Source data |
┄┄┄┄┄┄
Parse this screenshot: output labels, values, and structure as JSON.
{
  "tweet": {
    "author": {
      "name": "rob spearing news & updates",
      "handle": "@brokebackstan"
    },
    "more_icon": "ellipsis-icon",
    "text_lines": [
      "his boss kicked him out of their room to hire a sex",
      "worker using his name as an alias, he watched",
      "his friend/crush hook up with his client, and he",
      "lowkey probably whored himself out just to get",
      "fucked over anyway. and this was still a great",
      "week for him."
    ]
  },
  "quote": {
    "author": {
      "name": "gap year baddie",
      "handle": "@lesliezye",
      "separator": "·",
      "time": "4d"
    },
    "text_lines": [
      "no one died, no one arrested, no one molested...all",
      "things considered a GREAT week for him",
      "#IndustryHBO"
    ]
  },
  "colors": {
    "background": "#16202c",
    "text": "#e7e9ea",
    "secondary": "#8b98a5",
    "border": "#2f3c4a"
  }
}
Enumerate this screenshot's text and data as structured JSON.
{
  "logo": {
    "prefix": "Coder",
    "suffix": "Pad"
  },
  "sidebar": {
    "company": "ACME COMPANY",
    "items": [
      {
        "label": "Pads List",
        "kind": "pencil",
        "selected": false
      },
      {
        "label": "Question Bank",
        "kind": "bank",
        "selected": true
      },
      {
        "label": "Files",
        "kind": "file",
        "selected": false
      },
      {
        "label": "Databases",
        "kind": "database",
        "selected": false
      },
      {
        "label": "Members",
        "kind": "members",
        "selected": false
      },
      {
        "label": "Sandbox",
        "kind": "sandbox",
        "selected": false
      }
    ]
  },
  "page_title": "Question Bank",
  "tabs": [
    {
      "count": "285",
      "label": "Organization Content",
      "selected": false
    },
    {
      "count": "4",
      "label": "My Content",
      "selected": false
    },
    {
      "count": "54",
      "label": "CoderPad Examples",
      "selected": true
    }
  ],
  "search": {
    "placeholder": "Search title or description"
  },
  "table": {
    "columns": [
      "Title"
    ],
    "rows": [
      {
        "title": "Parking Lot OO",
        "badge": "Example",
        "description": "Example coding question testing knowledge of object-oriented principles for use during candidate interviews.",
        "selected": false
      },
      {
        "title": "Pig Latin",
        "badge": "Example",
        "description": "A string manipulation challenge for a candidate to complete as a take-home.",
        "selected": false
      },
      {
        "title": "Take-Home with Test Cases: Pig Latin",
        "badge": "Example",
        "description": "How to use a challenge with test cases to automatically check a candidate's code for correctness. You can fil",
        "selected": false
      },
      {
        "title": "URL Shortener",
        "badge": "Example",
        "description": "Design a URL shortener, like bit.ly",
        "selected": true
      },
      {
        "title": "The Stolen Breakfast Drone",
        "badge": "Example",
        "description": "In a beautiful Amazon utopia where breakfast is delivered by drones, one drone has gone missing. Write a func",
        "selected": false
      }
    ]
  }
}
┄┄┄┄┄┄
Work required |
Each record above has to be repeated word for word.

Result below |
Parse this screenshot: output labels, values, and structure as JSON.
{
  "tweet": {
    "author": {
      "name": "rob spearing news & updates",
      "handle": "@brokebackstan"
    },
    "more_icon": "ellipsis-icon",
    "text_lines": [
      "his boss kicked him out of their room to hire a sex",
      "worker using his name as an alias, he watched",
      "his friend/crush hook up with his client, and he",
      "lowkey probably whored himself out just to get",
      "fucked over anyway. and this was still a great",
      "week for him."
    ]
  },
  "quote": {
    "author": {
      "name": "gap year baddie",
      "handle": "@lesliezye",
      "separator": "·",
      "time": "4d"
    },
    "text_lines": [
      "no one died, no one arrested, no one molested...all",
      "things considered a GREAT week for him",
      "#IndustryHBO"
    ]
  },
  "colors": {
    "background": "#16202c",
    "text": "#e7e9ea",
    "secondary": "#8b98a5",
    "border": "#2f3c4a"
  }
}
Enumerate this screenshot's text and data as structured JSON.
{
  "logo": {
    "prefix": "Coder",
    "suffix": "Pad"
  },
  "sidebar": {
    "company": "ACME COMPANY",
    "items": [
      {
        "label": "Pads List",
        "kind": "pencil",
        "selected": false
      },
      {
        "label": "Question Bank",
        "kind": "bank",
        "selected": true
      },
      {
        "label": "Files",
        "kind": "file",
        "selected": false
      },
      {
        "label": "Databases",
        "kind": "database",
        "selected": false
      },
      {
        "label": "Members",
        "kind": "members",
        "selected": false
      },
      {
        "label": "Sandbox",
        "kind": "sandbox",
        "selected": false
      }
    ]
  },
  "page_title": "Question Bank",
  "tabs": [
    {
      "count": "285",
      "label": "Organization Content",
      "selected": false
    },
    {
      "count": "4",
      "label": "My Content",
      "selected": false
    },
    {
      "count": "54",
      "label": "CoderPad Examples",
      "selected": true
    }
  ],
  "search": {
    "placeholder": "Search title or description"
  },
  "table": {
    "columns": [
      "Title"
    ],
    "rows": [
      {
        "title": "Parking Lot OO",
        "badge": "Example",
        "description": "Example coding question testing knowledge of object-oriented principles for use during candidate interviews.",
        "selected": false
      },
      {
        "title": "Pig Latin",
        "badge": "Example",
        "description": "A string manipulation challenge for a candidate to complete as a take-home.",
        "selected": false
      },
      {
        "title": "Take-Home with Test Cases: Pig Latin",
        "badge": "Example",
        "description": "How to use a challenge with test cases to automatically check a candidate's code for correctness. You can fil",
        "selected": false
      },
      {
        "title": "URL Shortener",
        "badge": "Example",
        "description": "Design a URL shortener, like bit.ly",
        "selected": true
      },
      {
        "title": "The Stolen Breakfast Drone",
        "badge": "Example",
        "description": "In a beautiful Amazon utopia where breakfast is delivered by drones, one drone has gone missing. Write a func",
        "selected": false
      }
    ]
  }
}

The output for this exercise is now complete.